■ **Prompt**:
What lines below contain the string "Start"? List them all.

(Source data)
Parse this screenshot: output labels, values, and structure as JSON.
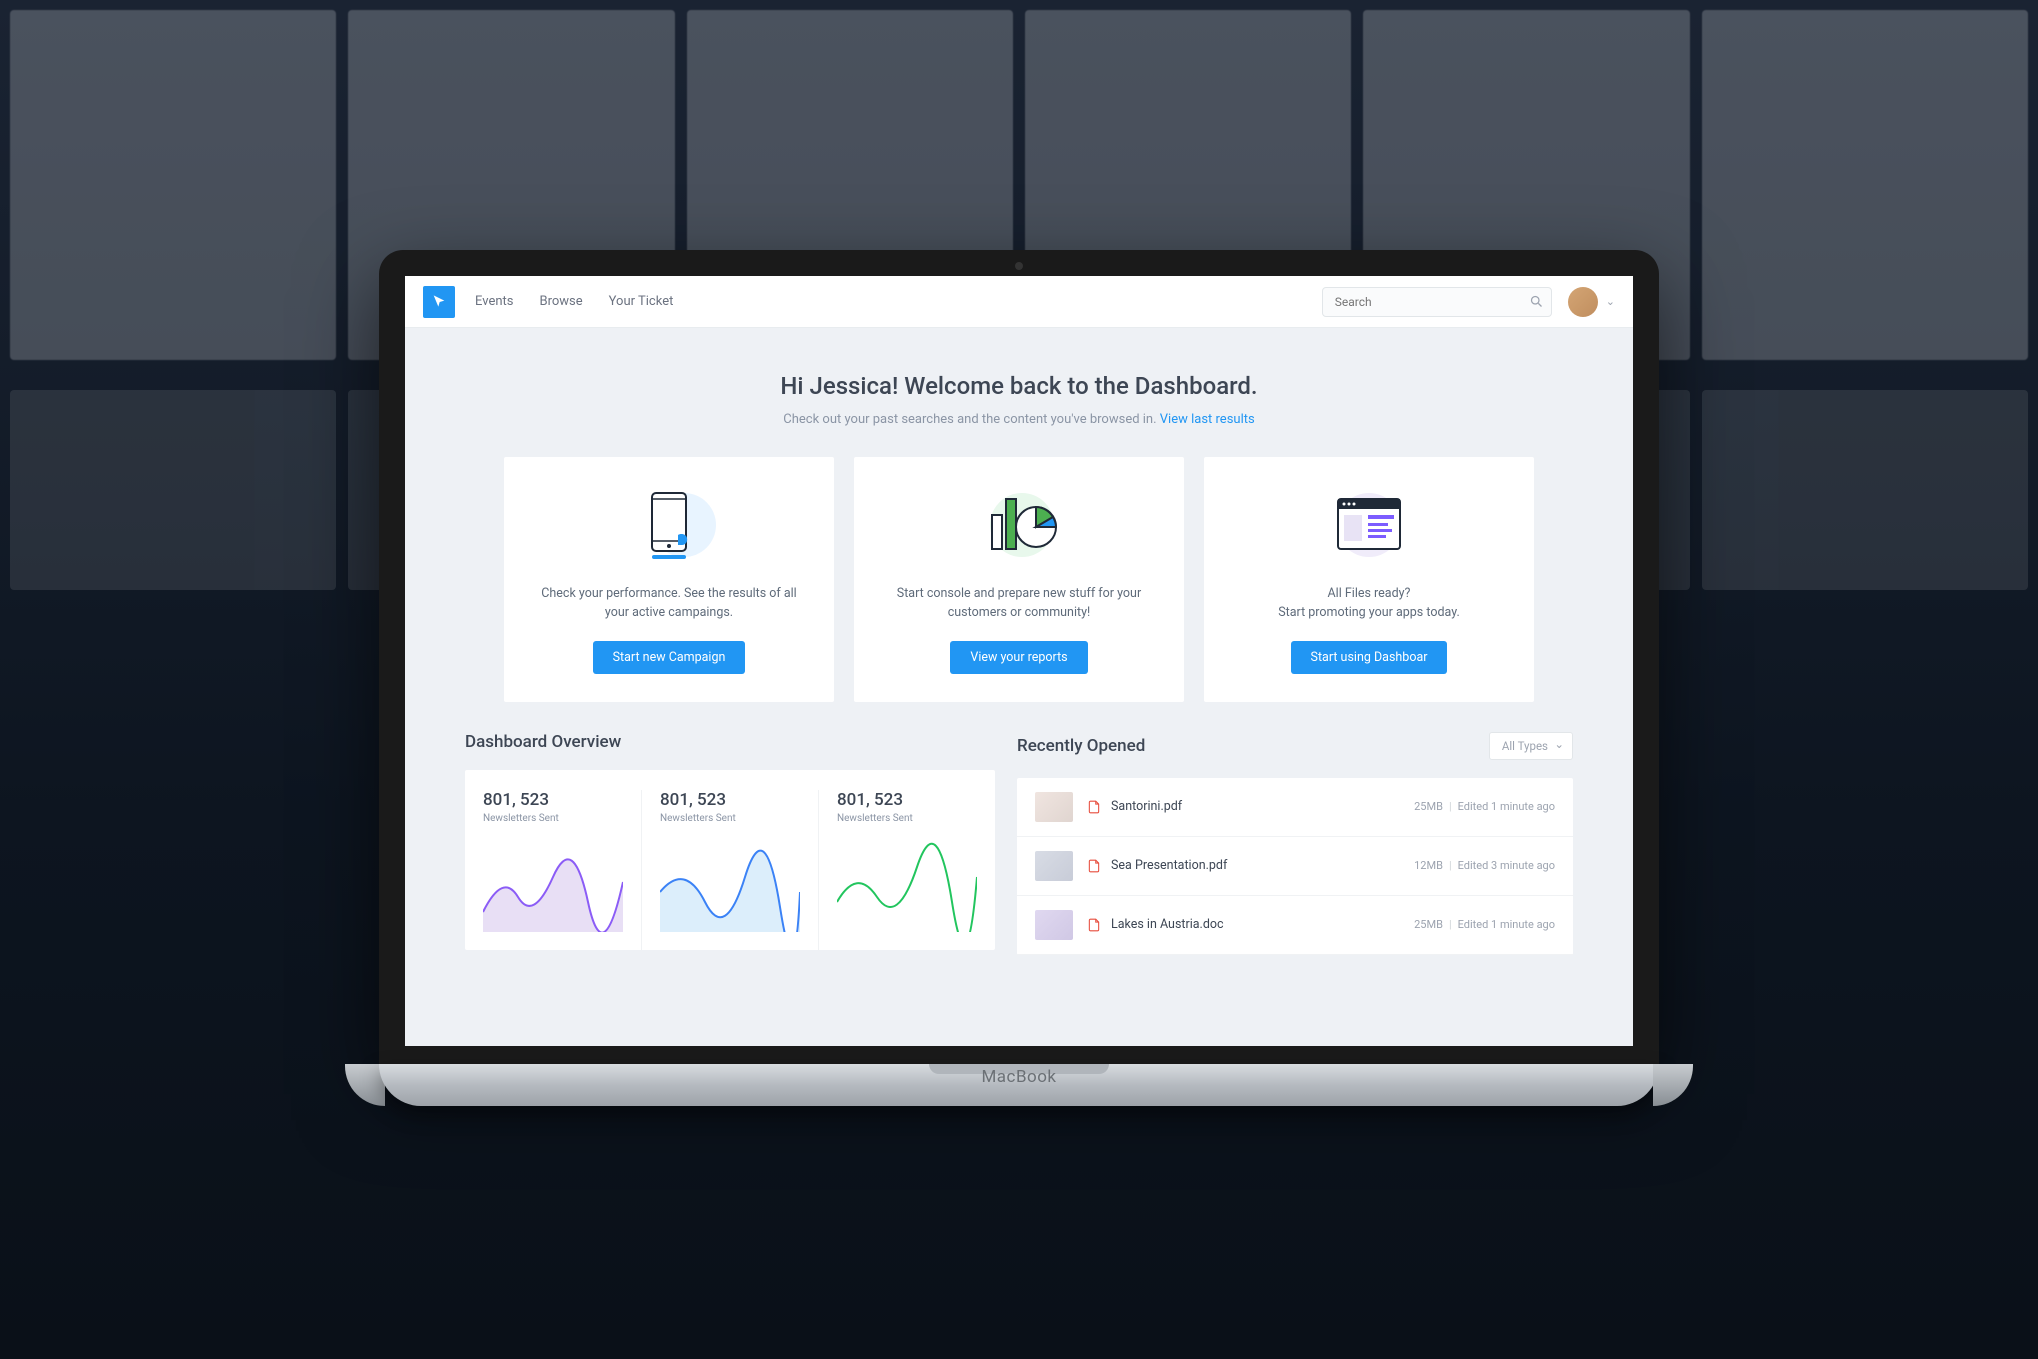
{
  "nav": {
    "events": "Events",
    "browse": "Browse",
    "ticket": "Your Ticket"
  },
  "search": {
    "placeholder": "Search"
  },
  "welcome": {
    "title": "Hi Jessica! Welcome back to the Dashboard.",
    "subtitle": "Check out your past searches and the content you've browsed in. ",
    "link": "View last results"
  },
  "cards": [
    {
      "text": "Check your performance. See the results of all your active campaings.",
      "button": "Start new Campaign"
    },
    {
      "text": "Start console and prepare new stuff for your customers or community!",
      "button": "View your reports"
    },
    {
      "text1": "All Files ready?",
      "text2": "Start promoting your apps today.",
      "button": "Start using Dashboar"
    }
  ],
  "overview": {
    "title": "Dashboard Overview",
    "stats": [
      {
        "value": "801, 523",
        "label": "Newsletters Sent"
      },
      {
        "value": "801, 523",
        "label": "Newsletters Sent"
      },
      {
        "value": "801, 523",
        "label": "Newsletters Sent"
      }
    ]
  },
  "recent": {
    "title": "Recently Opened",
    "filter": "All Types",
    "items": [
      {
        "name": "Santorini.pdf",
        "size": "25MB",
        "edited": "Edited 1 minute ago"
      },
      {
        "name": "Sea Presentation.pdf",
        "size": "12MB",
        "edited": "Edited 3 minute ago"
      },
      {
        "name": "Lakes in Austria.doc",
        "size": "25MB",
        "edited": "Edited 1 minute ago"
      }
    ]
  },
  "device": "MacBook"
}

■ **Written answer**:
      "button": "Start new Campaign"
      "text": "Start console and prepare new stuff for your customers or community!",
      "text2": "Start promoting your apps today.",
      "button": "Start using Dashboar"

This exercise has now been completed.